“Writing is mostly a solitary habit, but the act of 100 poets coming together and agreeing to say something cohesive about the problem of guns in our city — that’s powerful and important,” he said. “It felt like a whole city of poets coming together.”

The poem is written in the pantoum form, which repeats certain lines throughout.

Poetry, according to Green, is a powerful medium to use to respond to social issues. He founded the poetry collective, the Poetic Justice League, to respond to different social issues through poetry. While working with groups of four poets around the country who were writing pantoums about gun violence in general, he realized it would be an apt project for Chicago in particular.

“The pantoum form, even though it’s not meant for a group, allows for a kind of chorus to sing together,” he said. In a pantoum, the second and fourth lines from each four-line stanza are repeated as the first and third lines in the next stanza, so when written by a group, each poet adds two original lines to each stanza. 

“Every line in a pantoum repeating twice mirrors the repetitive violence in the city, and gives the poem a feeling similar to the idea of semiautomatic gun fire,” Green said.
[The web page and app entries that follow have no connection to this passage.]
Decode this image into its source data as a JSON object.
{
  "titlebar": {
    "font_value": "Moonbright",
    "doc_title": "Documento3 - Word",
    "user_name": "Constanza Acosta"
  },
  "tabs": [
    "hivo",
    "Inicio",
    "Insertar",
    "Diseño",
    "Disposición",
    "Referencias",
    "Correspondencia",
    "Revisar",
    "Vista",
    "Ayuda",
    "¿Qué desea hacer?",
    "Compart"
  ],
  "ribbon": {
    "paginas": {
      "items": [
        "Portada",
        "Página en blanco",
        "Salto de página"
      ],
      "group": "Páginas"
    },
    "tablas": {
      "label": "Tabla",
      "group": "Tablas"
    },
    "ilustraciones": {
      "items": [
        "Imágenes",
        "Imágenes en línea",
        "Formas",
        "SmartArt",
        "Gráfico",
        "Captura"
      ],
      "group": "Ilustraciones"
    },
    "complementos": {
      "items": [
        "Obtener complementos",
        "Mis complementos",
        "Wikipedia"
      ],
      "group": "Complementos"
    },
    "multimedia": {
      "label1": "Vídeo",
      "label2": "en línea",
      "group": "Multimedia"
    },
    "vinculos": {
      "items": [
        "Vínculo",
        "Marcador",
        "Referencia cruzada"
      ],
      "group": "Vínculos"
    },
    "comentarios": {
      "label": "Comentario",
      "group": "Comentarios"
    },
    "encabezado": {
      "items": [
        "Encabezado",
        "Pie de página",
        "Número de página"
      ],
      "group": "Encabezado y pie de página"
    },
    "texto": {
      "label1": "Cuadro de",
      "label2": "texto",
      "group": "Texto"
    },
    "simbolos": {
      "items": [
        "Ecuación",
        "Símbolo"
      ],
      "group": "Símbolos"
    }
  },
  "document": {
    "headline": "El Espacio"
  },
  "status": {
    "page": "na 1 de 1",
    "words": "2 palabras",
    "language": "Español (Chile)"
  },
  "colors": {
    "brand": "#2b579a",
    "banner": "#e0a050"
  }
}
DePaul University said the last quarter of the poem was written by young poets on the South and West sides - and the final stanzas were written by students from the city’s alternative high schools.

A print edition of “American Gun: A Poem by 100 Chicagoans” will be available later this summer. You can pre-order a free copy now